Published on December 29, 2007
Three puppet theatre productions in Israel recount their universal stories to an international audience
This thought-provoking show related the story of a lonely old man and his encounters with the three women who helped shape his life - his mother, his lover and, most intriguingly, the woman puppeteer herself. Resnick presented each phase in his life on a different miniature stage, and magically, the physical bond between the puppeteer and her puppet became a spiritual tie that had many of us believing we were watching real actors.
For example, the audience could hear the old man puppet sigh, so perfectly in harmony was Resnick's breathing with her puppet's body movements.

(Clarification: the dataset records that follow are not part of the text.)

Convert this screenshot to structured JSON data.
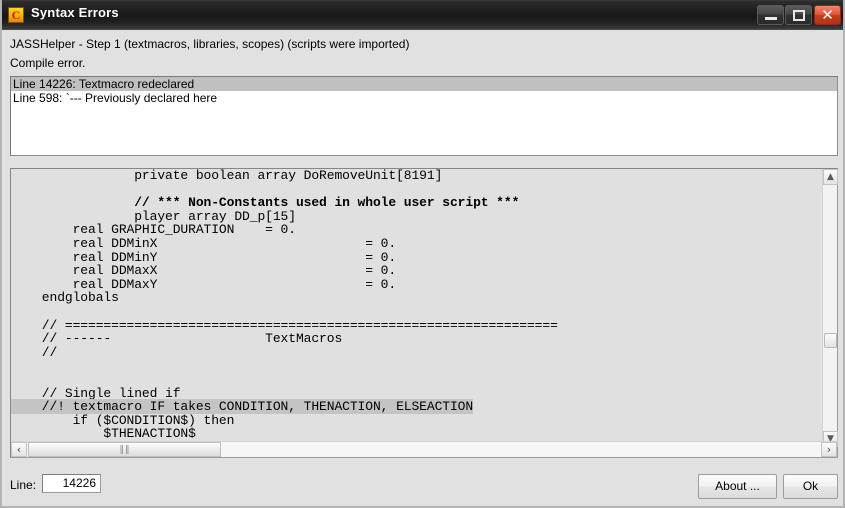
{
  "window": {
    "title": "Syntax Errors",
    "icon": "compiler-c-icon",
    "icon_letter": "C",
    "controls": {
      "minimize": "minimize-icon",
      "maximize": "maximize-icon",
      "close": "close-icon",
      "close_glyph": "✕"
    }
  },
  "header": {
    "line1": "JASSHelper - Step 1 (textmacros, libraries, scopes) (scripts were imported)",
    "line2": "Compile error."
  },
  "error_list": {
    "items": [
      {
        "text": "Line 14226: Textmacro redeclared",
        "selected": true
      },
      {
        "text": "Line 598: `--- Previously declared here",
        "selected": false
      }
    ]
  },
  "code_view": {
    "lines": [
      {
        "text": "                private boolean array DoRemoveUnit[8191]",
        "highlighted": false,
        "bold": false
      },
      {
        "text": "",
        "highlighted": false,
        "bold": false
      },
      {
        "text": "                // *** Non-Constants used in whole user script ***",
        "highlighted": false,
        "bold": true
      },
      {
        "text": "                player array DD_p[15]",
        "highlighted": false,
        "bold": false
      },
      {
        "text": "        real GRAPHIC_DURATION    = 0.",
        "highlighted": false,
        "bold": false
      },
      {
        "text": "        real DDMinX                           = 0.",
        "highlighted": false,
        "bold": false
      },
      {
        "text": "        real DDMinY                           = 0.",
        "highlighted": false,
        "bold": false
      },
      {
        "text": "        real DDMaxX                           = 0.",
        "highlighted": false,
        "bold": false
      },
      {
        "text": "        real DDMaxY                           = 0.",
        "highlighted": false,
        "bold": false
      },
      {
        "text": "    endglobals",
        "highlighted": false,
        "bold": false
      },
      {
        "text": "",
        "highlighted": false,
        "bold": false
      },
      {
        "text": "    // ================================================================",
        "highlighted": false,
        "bold": false
      },
      {
        "text": "    // ------                    TextMacros",
        "highlighted": false,
        "bold": false
      },
      {
        "text": "    //",
        "highlighted": false,
        "bold": false
      },
      {
        "text": "",
        "highlighted": false,
        "bold": false
      },
      {
        "text": "",
        "highlighted": false,
        "bold": false
      },
      {
        "text": "    // Single lined if",
        "highlighted": false,
        "bold": false
      },
      {
        "text": "    //! textmacro IF takes CONDITION, THENACTION, ELSEACTION",
        "highlighted": true,
        "bold": false
      },
      {
        "text": "        if ($CONDITION$) then",
        "highlighted": false,
        "bold": false
      },
      {
        "text": "            $THENACTION$",
        "highlighted": false,
        "bold": false
      }
    ],
    "vertical_scrollbar": {
      "up_arrow": "▲",
      "down_arrow": "▼"
    },
    "horizontal_scrollbar": {
      "left_arrow": "‹",
      "right_arrow": "›",
      "grip": "‖‖"
    }
  },
  "footer": {
    "line_label": "Line:",
    "line_value": "14226",
    "about_button": "About ...",
    "ok_button": "Ok"
  },
  "colors": {
    "selection": "#c0c0c0",
    "code_background": "#e0e0e0",
    "window_background": "#e1e1e1",
    "close_button": "#c63d1f",
    "icon_yellow": "#f7b200"
  }
}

And although we never saw him cry, the whole experience was so moving that at the end this reviewer was in tears, realising with some shame how errant he had been in overlooking the unconditional care and love of his own ageing parents.
Also noteworthy was the live music accompaniment by pianist Zohar Sharon who seamlessly merged his original music composition with the puppet performance. When the lonely old man puppet put his fingers on the small keys, the rhythm and the volume of Sharon's touches were so precise that the audience truly believed it was the puppet who was playing the piano. At other moments, his score added meaning and emotion to the heartrending story but without making it melodramatic.

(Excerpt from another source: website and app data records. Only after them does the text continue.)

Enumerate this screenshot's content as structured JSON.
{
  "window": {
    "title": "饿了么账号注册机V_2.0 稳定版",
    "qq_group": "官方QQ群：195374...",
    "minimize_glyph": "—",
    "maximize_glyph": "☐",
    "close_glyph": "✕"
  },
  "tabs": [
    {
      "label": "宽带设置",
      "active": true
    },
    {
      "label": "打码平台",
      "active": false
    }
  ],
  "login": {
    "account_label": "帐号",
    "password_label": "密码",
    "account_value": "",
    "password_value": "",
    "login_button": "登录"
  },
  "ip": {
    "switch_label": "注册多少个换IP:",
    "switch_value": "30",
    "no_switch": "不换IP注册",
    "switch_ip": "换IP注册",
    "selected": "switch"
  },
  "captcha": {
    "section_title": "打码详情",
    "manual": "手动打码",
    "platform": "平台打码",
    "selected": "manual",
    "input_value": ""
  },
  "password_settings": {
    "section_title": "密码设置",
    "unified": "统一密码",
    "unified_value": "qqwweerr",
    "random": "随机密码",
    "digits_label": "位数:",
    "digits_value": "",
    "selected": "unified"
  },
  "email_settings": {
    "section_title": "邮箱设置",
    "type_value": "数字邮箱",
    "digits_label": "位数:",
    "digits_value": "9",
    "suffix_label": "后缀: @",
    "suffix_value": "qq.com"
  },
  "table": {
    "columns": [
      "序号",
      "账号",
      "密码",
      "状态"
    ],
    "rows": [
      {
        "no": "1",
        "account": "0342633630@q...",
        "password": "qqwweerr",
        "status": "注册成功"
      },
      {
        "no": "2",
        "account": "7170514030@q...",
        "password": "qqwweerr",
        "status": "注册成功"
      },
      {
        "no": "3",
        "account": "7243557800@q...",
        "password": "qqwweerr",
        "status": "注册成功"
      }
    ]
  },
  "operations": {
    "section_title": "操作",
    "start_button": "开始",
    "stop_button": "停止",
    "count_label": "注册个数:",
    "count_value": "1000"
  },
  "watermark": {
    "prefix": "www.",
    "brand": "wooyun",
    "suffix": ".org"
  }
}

The event moved on to Tel Aviv where at Tzavta's Theatre 2, puppet master Ofer Amran, a graduate of Nissan Nativ Acting Studio where he currently teaches, created and performed "A Tale of a Lonely Man" with the help of an actor-cum-stage manager and an actress. Without a single spoken word, the one-hour play was able to deliver plenty of messages about contemporary life.
A lonely middle-aged man (Amran wearing a half-faced mask) living in a small city apartment created a life-size puppet of a woman to keep him company. In one scene, he even had intercourse - artistically staged with much discretion - with the puppet, from which union a baby puppet was born. He had a happy family, so to speak.
His perfect imaginary world was later interrupted with the appearance of a real woman, performed by Renana Raz, who bore a chilling resemblance to the puppet. The plot grew steadily more complicated and thought-provoking, with Oleg Rodovilski helping to move the story along on the small stage with its realistic furniture by adjusting the puppets' positions and movements, and bringing in props and new characters. With Amran's keen stage direction, though, the audience was rarely aware of Rodovilski's omnipresence, and this director/stage manager soon faded mystifyingly into the background.
As in "Overflow", the relationship between the manipulator and the manipulated, as well as that between happy imagination and harsh reality was brought to the fore. We were asked to reflect on whether we should resort to our inner thoughts when reality, or the relationship with others in our society, was beyond our control.
At the main auditorium of the Tmuna Theatre, another Tel Aviv haven for fringe theatre, the Galilee Multicultural Theatre's "Sofia's Drawings" showed how a simple story book filled with cardboard characters could effectively tell a holocaust story, with the aid of live video technology.
The fascinating play, intended for adults and youngsters, was based on the drawings created by 16-year-old Sofia Asscher-Pinkhof while she was hiding from the Nazis in Amsterdam during World War II. Puppeteer and actress Efrat Hadani is Sofia's daughter, and her retelling of this personal story was truly sincere and thoroughly touching.
Her collaborator Pablo Ariel pitched in with a deft direction and theatrical wizardry that made the still drawings of real-life characters and situations magically move. Though its few words in Hebrew were translated into English surtitles projected on the screen behind the two performers, the play communicated even more with a visual language that crossed cultural barriers.
It should be noted here that the technical requirements for these three productions are not complicated. Cast and crew are few, and obviously they can travel light. That means - and we keep our fingers crossed here — that these works can easily be staged to similar effect at Bangkok's intimate yet technically well-equipped venues like Makhampom Studio, Crescent Moon Space, and Patravadi Theatre's Studio 1. And as all these contemporary Israeli theatre artists speak English fluently, workshops can be held, thus allowing for intercultural collaborations to emerge.
The writer can be contacted at Pawit.M@chula.ac.th.